Going back to our previous example, say the over/under is set at 8 runs. If the score ends up being 6-1 regardless of which team wins, the under hits. Conversely, if the score is 8-1, the over hits. The tricky part happens when the score ends at 5-3. This score would constitute a "push." Because neither the over or under hit, the bet does not pay out anything and the bet is refunded. This push is the reason that many books add the additional .5 to the over/under.
Prop bets are some of the most fun yet risky wagers a bettor can place on the MLB. These prop bets can be player based or based on other factors of the game. Some people might even take an over/under on the length of the National Anthem. Prop bets like these are especially popular during big games like the World Series and Opening Day.
Day-to-day prop bets are much more tame and game-focused. Back to our NYM-MIA example, assume Jacob deGrom is on the mound for the Mets with a strikeout over/under of 7.5. The lines for these bets will generally be pretty even in the -150 to +150 range. If deGrom strikes out more than 7, the over hits, and if deGrom strikes out less than 8, the under hits. Another example of a prop bet in baseball would be betting on if a run is scored in the first inning, or how many runs are scored on the first home run. Many books will put limits on these prop bets as they are not meant to be as lucrative but are rather placed as side bets.

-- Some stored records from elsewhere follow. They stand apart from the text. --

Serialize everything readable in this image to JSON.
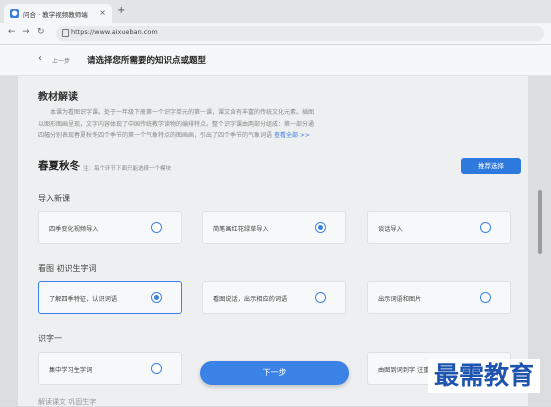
{
  "browser": {
    "tab_title": "问合 · 教学视频教师端",
    "new_tab": "+",
    "close": "×",
    "url": "https://www.aixueban.com"
  },
  "header": {
    "back": "上一步",
    "title": "请选择您所需要的知识点或题型"
  },
  "section_intro": {
    "title": "教材解读",
    "lines": [
      "本课为看图识字课。处于一年级下册第一个识字单元的第一课，课文含有丰富的传统文化元素。插图",
      "以图形图画呈现，文字内容体现了中国传统教学读物的编排特点。整个识字课由两部分组成：第一部分通",
      "四幅分别表现春夏秋冬四个季节的第一个气象特点的图画画，引出了四个季节的气象词语"
    ],
    "more": "查看全部 >>"
  },
  "group": {
    "title": "春夏秋冬",
    "note": "注：每个环节下面只能选择一个模块",
    "recommend_button": "推荐选择"
  },
  "sections": [
    {
      "title": "导入新课",
      "options": [
        {
          "label": "四季变化视频导入",
          "selected": false
        },
        {
          "label": "简笔画红花绿草导入",
          "selected": true
        },
        {
          "label": "谈话导入",
          "selected": false
        }
      ]
    },
    {
      "title": "看图 初识生字词",
      "options": [
        {
          "label": "了解四季特征，认识词语",
          "selected": true
        },
        {
          "label": "看图说话，出示相应的词语",
          "selected": false
        },
        {
          "label": "出示词语和图片",
          "selected": false
        }
      ]
    },
    {
      "title": "识字一",
      "options": [
        {
          "label": "集中学习生字词",
          "selected": false
        },
        {
          "label": "由图到词到字 注重",
          "selected": false
        }
      ]
    }
  ],
  "footer": {
    "next_button": "下一步",
    "next_section_partial": "解读课文 巩固生字"
  },
  "watermark": "最需教育",
  "colors": {
    "accent": "#3b82e6",
    "watermark": "#1e54ad"
  }
}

A parlay is the term used when two or more bets are placed together on the same ticket. These bets can be almost any combination of bets within a game. Bettors can parlay the Mets winning and the under, or they can also bet on the Mets money line while also betting on the Yankees run line in the Bronx and the Cubs money line in Chicago. These bets have much higher payouts than regular, or straight, bets, but the risk is also multiplied.
Here is an example of a parlay. So, let us assume a Mets money line at +170, Yankees run line at -130, and Cubs money line at +150 with a $100 wager. If any of these bets do not hit, then no money is paid out. If the Mets win during the day then the bet pays out the $170 and adds it to the original $100 bet, so the bet on the Yankees is for $270. This bet then rolls over including the original $100 if the Yankees bet hits, and so on.
Sports betting is legal in some form, whether physical or mobile, in seventeen states. These states are: Arkansas, Colorado, Delaware, Illinois, Indiana, Iowa, Nevada, New Hampshire, New Jersey, New York, Michigan, Mississippi, Montana, Oregon, Pennsylvania, Rhode Island, and West Virginia. More states are legalizing sports betting because of the benefits the government gains from the taxes, though.
If a bet has already been placed, the line changing means nothing and the bet remains the same. Because of this lack of change, some bettors will wait until they believe the line favors their bet. This wait is risky, though, as the line can move in the opposite direction. This reason makes timing a huge factor in sports betting as it can drastically change the amount of money won or lost.
While the nature of a bet rained out depends mostly on the sportsbook, most of them follow similar rules. If the game is rained out in the first four-and-a-half innings, all bets depending on the end of the game are cancelled as the game is not officially finished. For an over/under or run line bet to stand, the game must go at least eight-and-a-half innings. For money line bets, if the game is called with a winner, the team who receives the win cashes out.
Yes, and these bets are some of the most popular at the start of the season because of the great payouts they offer. Bettors can wager on anything from the World Series champion, division champions, the Most Valuable Player winner, or the Cy Young Award Winner. Some bettors will even place small bets on struggling teams for the potentially massive payout.